Stored data entries
━━━━━━━━

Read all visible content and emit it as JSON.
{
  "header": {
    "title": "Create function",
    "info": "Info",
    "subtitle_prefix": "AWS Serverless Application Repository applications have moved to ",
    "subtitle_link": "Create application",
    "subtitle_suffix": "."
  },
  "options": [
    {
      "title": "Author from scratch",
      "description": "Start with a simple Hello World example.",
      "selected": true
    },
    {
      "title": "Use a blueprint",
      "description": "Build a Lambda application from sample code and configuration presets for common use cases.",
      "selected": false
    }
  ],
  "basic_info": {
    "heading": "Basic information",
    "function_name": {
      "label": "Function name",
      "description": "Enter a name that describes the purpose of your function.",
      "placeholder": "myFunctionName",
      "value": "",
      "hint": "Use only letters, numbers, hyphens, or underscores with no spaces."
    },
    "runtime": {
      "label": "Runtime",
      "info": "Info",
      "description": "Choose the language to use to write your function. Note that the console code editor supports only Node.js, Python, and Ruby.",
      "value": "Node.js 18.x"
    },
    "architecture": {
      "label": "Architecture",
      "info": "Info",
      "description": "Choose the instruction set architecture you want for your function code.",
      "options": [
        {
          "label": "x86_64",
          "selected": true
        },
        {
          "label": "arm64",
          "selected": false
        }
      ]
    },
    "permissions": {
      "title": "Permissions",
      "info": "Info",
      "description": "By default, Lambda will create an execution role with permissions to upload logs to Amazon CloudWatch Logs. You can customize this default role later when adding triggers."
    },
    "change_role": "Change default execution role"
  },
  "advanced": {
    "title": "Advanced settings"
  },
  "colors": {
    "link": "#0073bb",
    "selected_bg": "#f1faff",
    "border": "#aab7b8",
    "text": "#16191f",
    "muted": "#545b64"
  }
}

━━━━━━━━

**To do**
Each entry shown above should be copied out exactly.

**Output of the exercise**
Read all visible content and emit it as JSON.
{
  "header": {
    "title": "Create function",
    "info": "Info",
    "subtitle_prefix": "AWS Serverless Application Repository applications have moved to ",
    "subtitle_link": "Create application",
    "subtitle_suffix": "."
  },
  "options": [
    {
      "title": "Author from scratch",
      "description": "Start with a simple Hello World example.",
      "selected": true
    },
    {
      "title": "Use a blueprint",
      "description": "Build a Lambda application from sample code and configuration presets for common use cases.",
      "selected": false
    }
  ],
  "basic_info": {
    "heading": "Basic information",
    "function_name": {
      "label": "Function name",
      "description": "Enter a name that describes the purpose of your function.",
      "placeholder": "myFunctionName",
      "value": "",
      "hint": "Use only letters, numbers, hyphens, or underscores with no spaces."
    },
    "runtime": {
      "label": "Runtime",
      "info": "Info",
      "description": "Choose the language to use to write your function. Note that the console code editor supports only Node.js, Python, and Ruby.",
      "value": "Node.js 18.x"
    },
    "architecture": {
      "label": "Architecture",
      "info": "Info",
      "description": "Choose the instruction set architecture you want for your function code.",
      "options": [
        {
          "label": "x86_64",
          "selected": true
        },
        {
          "label": "arm64",
          "selected": false
        }
      ]
    },
    "permissions": {
      "title": "Permissions",
      "info": "Info",
      "description": "By default, Lambda will create an execution role with permissions to upload logs to Amazon CloudWatch Logs. You can customize this default role later when adding triggers."
    },
    "change_role": "Change default execution role"
  },
  "advanced": {
    "title": "Advanced settings"
  },
  "colors": {
    "link": "#0073bb",
    "selected_bg": "#f1faff",
    "border": "#aab7b8",
    "text": "#16191f",
    "muted": "#545b64"
  }
}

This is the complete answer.